A lazy ceiling fan coaxed May morning air past a wall portrait of President LBJ and through the crowded room as two marines looked up from clerk-sized desks.

“Tatten? Major Williams is expecting you. Go right in.”

The major was tall, a middle-aged, athletic-looking man with hair burned close to his scalp, commanding a large wooden desk – clean of paper, as if no more than an affectation.

He leaned, reaching into the desk drawer for my letter.

“Help me understand; what’s going on here?”

“I’ve decided to drop out; I’m not going back.”

“You’re six weeks from flight school. I thought you wanted to be a pilot?”

“I did. But everything’s different.”

The major pushed forward on his elbows.

“You’re a top recruit, Tatten. Quantico said sixth in 600 – perfect fitness score.”

The room stayed quiet with much unsaid.

“You know we need you, Tatten. The country needs you. Why don’t you give this a little more thought?”

“I have…I’ve thought about it a lot.”

The major held my eyes for long moments until the tension finally broke when he dropped his gaze and leaned back a bit as if comforting himself while preparing another attempt.

“You know, son… in thirty years, I’ve never lost a candidate to an opt-out. You’d be the first to quit.”

I said I was sorry, but I wasn’t. He had asked to see me, and I’d come. But I didn’t give a damn about his perfect recruitment record.

“All right,” he said, “I think we’re done. See Sargent Wright for the paperwork.”

I did not know, could not know, I would not speak of the meeting for fifty years – leaving a dream behind is private.

But when regret comes for me, I’m armed, recalling the image of a little Vietnamese girl running naked, her clothes burned away by napalm, protected with knowing horror had never rained from a plane I had flown.

About the Author:
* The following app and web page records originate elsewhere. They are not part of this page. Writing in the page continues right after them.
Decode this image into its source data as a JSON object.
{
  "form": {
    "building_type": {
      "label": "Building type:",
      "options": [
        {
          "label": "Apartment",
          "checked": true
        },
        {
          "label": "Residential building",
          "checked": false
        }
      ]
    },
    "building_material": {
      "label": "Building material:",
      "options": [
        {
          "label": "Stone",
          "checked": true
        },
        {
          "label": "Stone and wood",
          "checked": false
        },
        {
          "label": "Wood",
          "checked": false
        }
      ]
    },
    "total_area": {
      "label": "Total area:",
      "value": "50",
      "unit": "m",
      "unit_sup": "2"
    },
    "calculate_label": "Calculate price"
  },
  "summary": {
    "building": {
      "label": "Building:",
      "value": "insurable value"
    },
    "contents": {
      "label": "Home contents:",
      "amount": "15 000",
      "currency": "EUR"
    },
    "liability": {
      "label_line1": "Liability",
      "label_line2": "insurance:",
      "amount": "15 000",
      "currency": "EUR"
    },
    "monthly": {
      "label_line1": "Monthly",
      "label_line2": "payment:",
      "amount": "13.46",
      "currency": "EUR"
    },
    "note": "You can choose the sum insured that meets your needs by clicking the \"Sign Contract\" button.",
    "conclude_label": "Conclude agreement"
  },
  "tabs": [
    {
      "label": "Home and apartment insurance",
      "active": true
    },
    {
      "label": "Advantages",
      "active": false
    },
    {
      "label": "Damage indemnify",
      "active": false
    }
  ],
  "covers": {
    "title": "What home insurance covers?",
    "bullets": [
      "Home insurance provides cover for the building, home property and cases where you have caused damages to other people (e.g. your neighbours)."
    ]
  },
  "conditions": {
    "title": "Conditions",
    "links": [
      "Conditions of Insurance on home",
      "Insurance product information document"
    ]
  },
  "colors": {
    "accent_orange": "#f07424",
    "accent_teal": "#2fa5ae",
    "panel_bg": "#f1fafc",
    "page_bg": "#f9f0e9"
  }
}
Raymond Tatten is a life-long New Englander whose work includes numerous personal essays and articles published in The Bolton Independent, Meetinghouse News, Harvard Press, The Landmark, MUSED Literary Review and The Worcester Telegram. Current projects include an historical ficton account primarily for the YA reader, as well as a memoristic novel for the middle-school reader. Raymond participates in classes, workshops and critique groups with the Seven Bridge Writers´ Collaborative in Lancaster, MA. and GrubStreet in Boston, MA.